_EXERCISE PROMPT_. Word by word and line by line, write out all of the records.

_MATERIAL FOR THE TASK_.
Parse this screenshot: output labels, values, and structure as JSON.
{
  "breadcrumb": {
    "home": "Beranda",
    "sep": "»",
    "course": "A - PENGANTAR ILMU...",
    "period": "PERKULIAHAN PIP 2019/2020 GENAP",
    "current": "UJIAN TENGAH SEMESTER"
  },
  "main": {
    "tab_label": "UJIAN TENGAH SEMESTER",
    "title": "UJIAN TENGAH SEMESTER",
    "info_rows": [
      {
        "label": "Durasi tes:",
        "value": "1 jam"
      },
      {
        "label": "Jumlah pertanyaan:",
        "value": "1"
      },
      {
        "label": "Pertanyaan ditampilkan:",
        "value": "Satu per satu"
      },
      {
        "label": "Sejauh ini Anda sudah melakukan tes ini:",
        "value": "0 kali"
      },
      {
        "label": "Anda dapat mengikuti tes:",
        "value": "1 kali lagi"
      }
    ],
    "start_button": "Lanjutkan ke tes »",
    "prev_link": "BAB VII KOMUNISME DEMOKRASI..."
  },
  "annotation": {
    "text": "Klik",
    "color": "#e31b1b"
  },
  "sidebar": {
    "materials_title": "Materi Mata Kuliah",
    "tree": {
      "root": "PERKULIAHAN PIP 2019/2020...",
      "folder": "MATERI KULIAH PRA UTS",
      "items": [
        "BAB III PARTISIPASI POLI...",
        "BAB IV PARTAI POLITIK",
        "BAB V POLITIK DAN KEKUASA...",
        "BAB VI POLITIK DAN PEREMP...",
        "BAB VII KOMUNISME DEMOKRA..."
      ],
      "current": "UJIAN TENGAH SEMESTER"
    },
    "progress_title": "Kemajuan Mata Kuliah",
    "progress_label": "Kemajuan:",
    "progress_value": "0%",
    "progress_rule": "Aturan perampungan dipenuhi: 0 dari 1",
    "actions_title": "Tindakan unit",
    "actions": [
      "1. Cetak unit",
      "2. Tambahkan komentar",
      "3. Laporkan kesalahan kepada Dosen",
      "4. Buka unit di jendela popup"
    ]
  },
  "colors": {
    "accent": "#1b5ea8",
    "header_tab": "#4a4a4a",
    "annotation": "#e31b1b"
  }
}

_RESPONSE TO THE EXERCISE_.
Parse this screenshot: output labels, values, and structure as JSON.
{
  "breadcrumb": {
    "home": "Beranda",
    "sep": "»",
    "course": "A - PENGANTAR ILMU...",
    "period": "PERKULIAHAN PIP 2019/2020 GENAP",
    "current": "UJIAN TENGAH SEMESTER"
  },
  "main": {
    "tab_label": "UJIAN TENGAH SEMESTER",
    "title": "UJIAN TENGAH SEMESTER",
    "info_rows": [
      {
        "label": "Durasi tes:",
        "value": "1 jam"
      },
      {
        "label": "Jumlah pertanyaan:",
        "value": "1"
      },
      {
        "label": "Pertanyaan ditampilkan:",
        "value": "Satu per satu"
      },
      {
        "label": "Sejauh ini Anda sudah melakukan tes ini:",
        "value": "0 kali"
      },
      {
        "label": "Anda dapat mengikuti tes:",
        "value": "1 kali lagi"
      }
    ],
    "start_button": "Lanjutkan ke tes »",
    "prev_link": "BAB VII KOMUNISME DEMOKRASI..."
  },
  "annotation": {
    "text": "Klik",
    "color": "#e31b1b"
  },
  "sidebar": {
    "materials_title": "Materi Mata Kuliah",
    "tree": {
      "root": "PERKULIAHAN PIP 2019/2020...",
      "folder": "MATERI KULIAH PRA UTS",
      "items": [
        "BAB III PARTISIPASI POLI...",
        "BAB IV PARTAI POLITIK",
        "BAB V POLITIK DAN KEKUASA...",
        "BAB VI POLITIK DAN PEREMP...",
        "BAB VII KOMUNISME DEMOKRA..."
      ],
      "current": "UJIAN TENGAH SEMESTER"
    },
    "progress_title": "Kemajuan Mata Kuliah",
    "progress_label": "Kemajuan:",
    "progress_value": "0%",
    "progress_rule": "Aturan perampungan dipenuhi: 0 dari 1",
    "actions_title": "Tindakan unit",
    "actions": [
      "1. Cetak unit",
      "2. Tambahkan komentar",
      "3. Laporkan kesalahan kepada Dosen",
      "4. Buka unit di jendela popup"
    ]
  },
  "colors": {
    "accent": "#1b5ea8",
    "header_tab": "#4a4a4a",
    "annotation": "#e31b1b"
  }
}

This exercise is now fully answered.